]; therefore, we also investigated whether overexpressed pSTAT3 and these heterodimer complexes were responsible for low basal APM component expression in SCCHN cells. Our exclusion for a role of STAT3 in basal APM-mediated immune escape differs from previous reports that provide evidence that STAT3 activation by IL-10 inhibits IFN-γ-mediated STAT1 phosphorylation [20
] and downregulates TAP expression in tumor cells [21
]. In SCCHN cells, the IL-10 receptor is not appreciably expressed, and IL-10 did not activate pSTAT3 in our studies (unpublished data). The biological basis for pSTAT1:pSTAT3 heterodimers in SCCHN is unknown [39
]. We investigated whether pSTAT1:pSTAT3 heterodimers were responsible for low basal APM component expression and SCCHN escape from CTL recognition. STAT1:STAT3 heterodimers were detected in PCI-13 and SCC90 cells at basal, untreated conditions, and these complexes were increased after treatment with IFN-γ and IL-6 (). Interestingly, IFN-γ-mediated pSTAT1 upregulation also induced heterodimer formation with pSTAT3 (), but APM protein was still expressed (). This finding might be due to the abundant activation of STAT1 by IFN-γ, inducing pSTAT1 homodimerization and APM gene activation and excess pSTAT1 dimerizing with pSTAT3, which is overexpressed in SCCHN cells. Also, STAT3 was found bound to the TAP1 promoter (), and this observation is consistent with the fact that STAT1 and STAT3 can bind to the same consensus gamma-activating sequence (GAS), yet regulate different target genes [40
IL-6 induced pSTAT1:pSTAT3 heterodimerization did not alter IFN-γ-mediated APM protein (). To investigate whether the dose of IFN-γ (100 U/ml) used in our studies might be masking a potential negative regulatory effect of IL-6-mediated STAT1:STAT3 heterodimers, we used a 10-fold lower dose of IFN-γ (10 U/ml). Even at this lower dose, IL-6 treatment did not inhibit IFN-γ-mediated APM component expression (data not shown). Importantly, at baseline, STAT3 depletion by siRNA could not reproduce the beneficial effects of stimulating the IFN-γ-STAT1-APM pathway. Treatment of SCCHN cells with IFN-γ after STAT3 depletion did not augment APM component expression or TA-specific CTL recognition (). These data demonstrate that APM component expression and CTL recognition of SCCHN cells primarily require activation of STAT1 with exogenous IFN-γ independent of STAT3.
The mechanism of how SCCHN cells maintain low basal pSTAT1 and APM component expression is still not known.
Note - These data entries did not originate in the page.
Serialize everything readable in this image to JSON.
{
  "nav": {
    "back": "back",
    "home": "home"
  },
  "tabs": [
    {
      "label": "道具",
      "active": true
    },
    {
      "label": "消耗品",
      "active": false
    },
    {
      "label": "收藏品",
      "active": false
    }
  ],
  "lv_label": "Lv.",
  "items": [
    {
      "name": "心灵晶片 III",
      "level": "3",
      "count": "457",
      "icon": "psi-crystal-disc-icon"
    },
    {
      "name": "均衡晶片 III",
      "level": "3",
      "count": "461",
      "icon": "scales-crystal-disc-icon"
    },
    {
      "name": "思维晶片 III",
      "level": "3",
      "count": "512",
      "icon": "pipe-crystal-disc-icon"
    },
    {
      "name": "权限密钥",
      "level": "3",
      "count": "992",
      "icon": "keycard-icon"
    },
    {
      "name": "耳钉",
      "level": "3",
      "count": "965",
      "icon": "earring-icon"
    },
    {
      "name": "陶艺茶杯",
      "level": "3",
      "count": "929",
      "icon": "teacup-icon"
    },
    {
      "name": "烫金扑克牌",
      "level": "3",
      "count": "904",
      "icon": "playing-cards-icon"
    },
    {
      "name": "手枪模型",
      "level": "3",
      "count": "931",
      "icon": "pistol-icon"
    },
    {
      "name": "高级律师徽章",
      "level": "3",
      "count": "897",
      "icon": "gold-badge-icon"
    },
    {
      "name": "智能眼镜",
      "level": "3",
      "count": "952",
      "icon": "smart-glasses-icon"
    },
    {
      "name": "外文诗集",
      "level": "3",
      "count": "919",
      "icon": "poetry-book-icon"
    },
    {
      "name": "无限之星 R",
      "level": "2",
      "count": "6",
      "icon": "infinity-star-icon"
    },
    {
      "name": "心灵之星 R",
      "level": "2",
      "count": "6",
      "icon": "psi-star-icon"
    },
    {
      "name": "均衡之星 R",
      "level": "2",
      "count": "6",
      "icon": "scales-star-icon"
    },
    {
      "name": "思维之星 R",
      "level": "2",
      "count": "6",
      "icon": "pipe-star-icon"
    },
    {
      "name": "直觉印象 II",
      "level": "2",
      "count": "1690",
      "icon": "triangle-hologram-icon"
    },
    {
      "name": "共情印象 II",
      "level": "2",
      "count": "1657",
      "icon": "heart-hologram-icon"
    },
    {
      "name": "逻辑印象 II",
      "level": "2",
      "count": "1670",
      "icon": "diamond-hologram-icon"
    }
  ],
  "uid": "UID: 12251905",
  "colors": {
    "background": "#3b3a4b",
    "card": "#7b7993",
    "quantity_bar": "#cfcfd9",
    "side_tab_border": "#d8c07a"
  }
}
Deficiencies in TAP expression have been documented to occur through a lack of STAT1 and IRF1 phosphorylation [41
], mutations in the JAK1 kinase that prevent its activation and subsequent STAT1 phosphorylation [42
], and impaired RNA polymerase II recruitment to the TAP1 promoter [43
]. Several investigators have identified that members of a small sub-family of non-receptor protein tyrosine phosphatases (PTPs), Src homology-2 domain-containing phosphatases (SHP)-1 and SHP2 can dephosphorylate JAK1 [44
] and STAT1 [45
]. Providing a stimulus for STAT1 activation such as IFN-γ can correct APM downregulation and enhance CTL lysis in vitro, but perhaps a more efficacious therapeutic approach would be a targeted therapy against the negative regulators of STAT1 phosphorylation in SCCHN. A greater understanding of the mechanisms responsible for low basal pSTAT1 and APM expression could augment current T-cell-based immunotherapies by enhancing the immunogenicity of its tumor cell target.
In summary, these studies identified low pSTAT1 in SCCHN cells as a critical mediator of APM component downregulation and CTL escape. We also investigated a potential role for pSTAT1:pSTAT3 heterodimers in APM component downregulation of SCCHN cells. Our data demonstrate that pSTAT1:pSTAT3 heterodimers do not alter the IFN-γ-pSTAT1-APM signaling axis. The function of the pSTAT1:pSTAT3 heterodimer remains unknown, but these findings indicate a need to directly stimulate the STAT1 pathway to enhance APM expression and reverse CTL evasion by tumor cells. Future studies might include investigating the negative regulators of STAT1 activation whose dysregulated activity might be responsible for low basal pSTAT1 and APM component levels in SCCHN.